It's no secret that traditional risk-management models failed to help investors anticipate the meltdowns of Lehman Brothers Holdings or Bernard Madoff’s ponzi investment scheme. What’s less certain is what will replace those models.

Vying for that honor are a number of new software systems that use stress testing based on various hard-to-predict scenarios and throw in some additional bells and whistles. Once the exclusive realm of the largest and most sophisticated fund-of-funds managers, like Blackstone Alternative Asset Management and UBS, the technology driving risk analytics has become commoditized, with off-the-shelf software packages widely available to investors of all sizes. Companies such as HedgeMark Risk Analytics, Imagine Software, Inalytics, Investor Analytics and PerTrac now all sell versions of such risk mitigation software, giving any investor the chance to assess exactly how its assets would react to extraordinary events.

In contrast, the formerly reigning traditional model, known as Value at Risk or VaR for short, relies on historical price data to construct a distribution of probable outcomes for a portfolio.

“You’re using historical data to estimate what correlations will be between prices and volatility,” says Lance Smith, CEO of New York City–based Imagine Software. “That results in a probable distribution of probable outcomes.”

But an inherent problem with VaR is how to estimate correlations between the historical prices of financial instruments and actual volatility in the market. In the world of statistics, this is known as the “fat tail” problem, which refers to the fact that the tail ends of the curve of distribution of probable outcomes in finance are wider than in normal distributions.

In the months leading up to the collapse of Lehman, for example, the Wall Street firm was reporting VaR analyses every quarter that yielded potential losses in the hundreds of millions of dollars. “Yet Lehman lost $40 billion in September of 2008,” says Rick Di Mascio, CEO and founder of London-based Inalytics. “How can that have been the case?” Yet he points out that some investment firms “just continue carrying on using VaR and believing it.”

Stress testing on the other hand lets investors gauge the resilience of even the most unexpected set of risks in a portfolio.
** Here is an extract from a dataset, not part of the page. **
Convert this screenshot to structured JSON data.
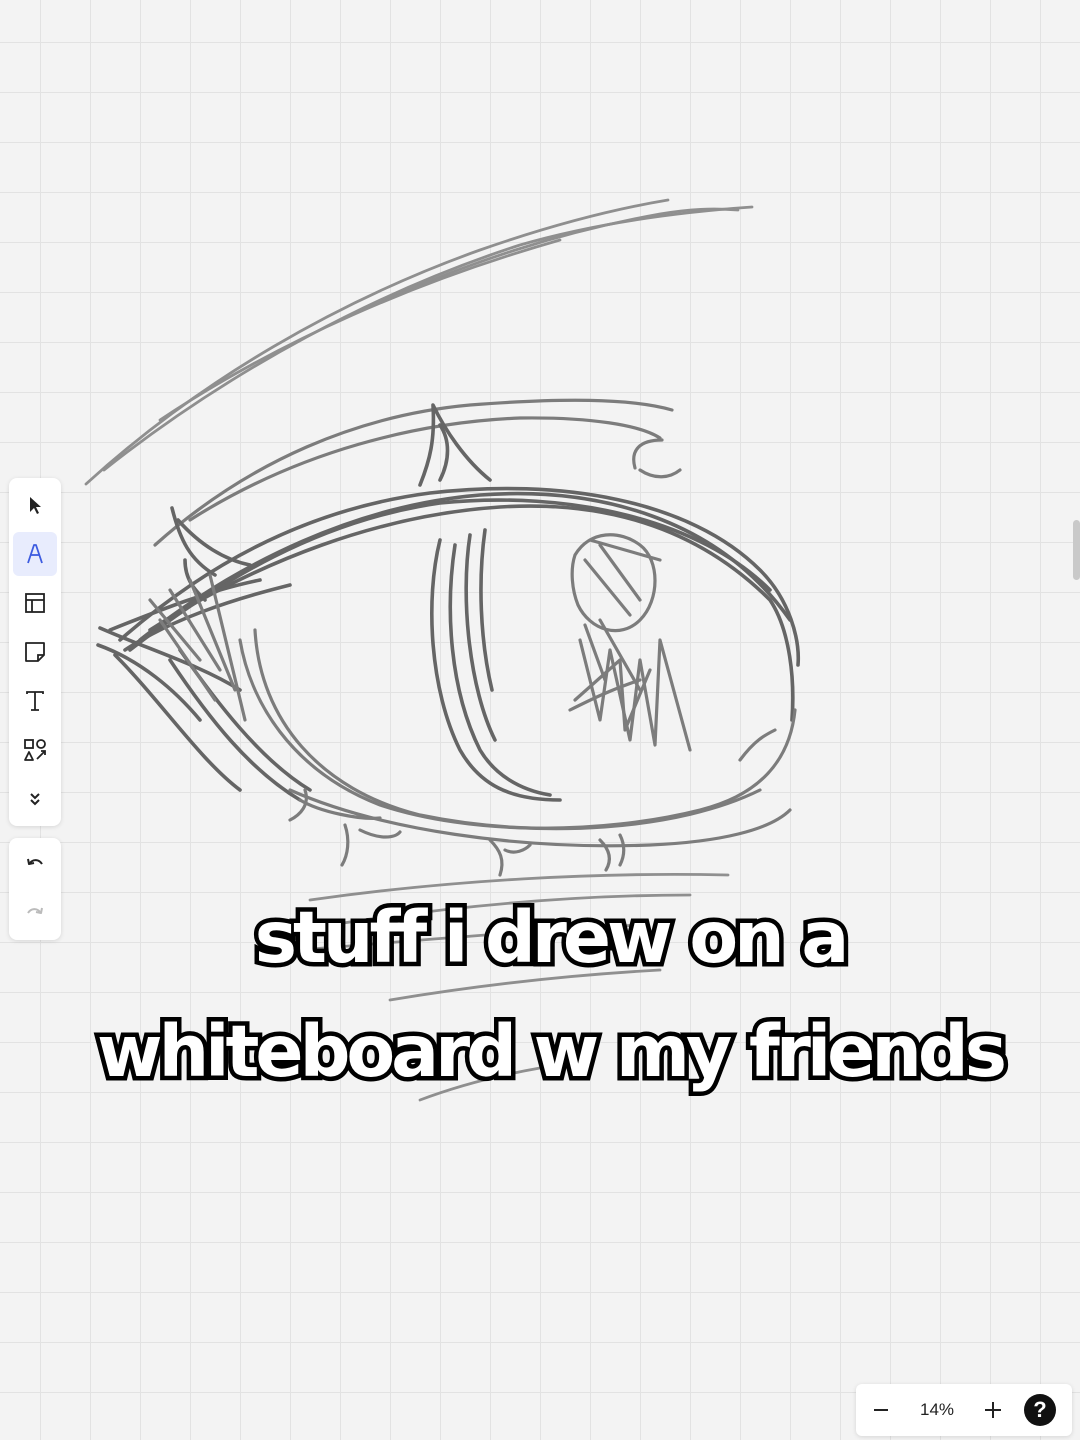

These days it’s not uncommon for the technology of risk analytics to test scenarios that have a standard deviation of as much as eight or nine. (Anyone who’s ever suffered through a statistics class knows that standard deviation is a measure of the distance from the statistical mean.) An event with a standard deviation of eight or nine falls near the very tip of the long tail, meaning its projected to happen once every 10 million years.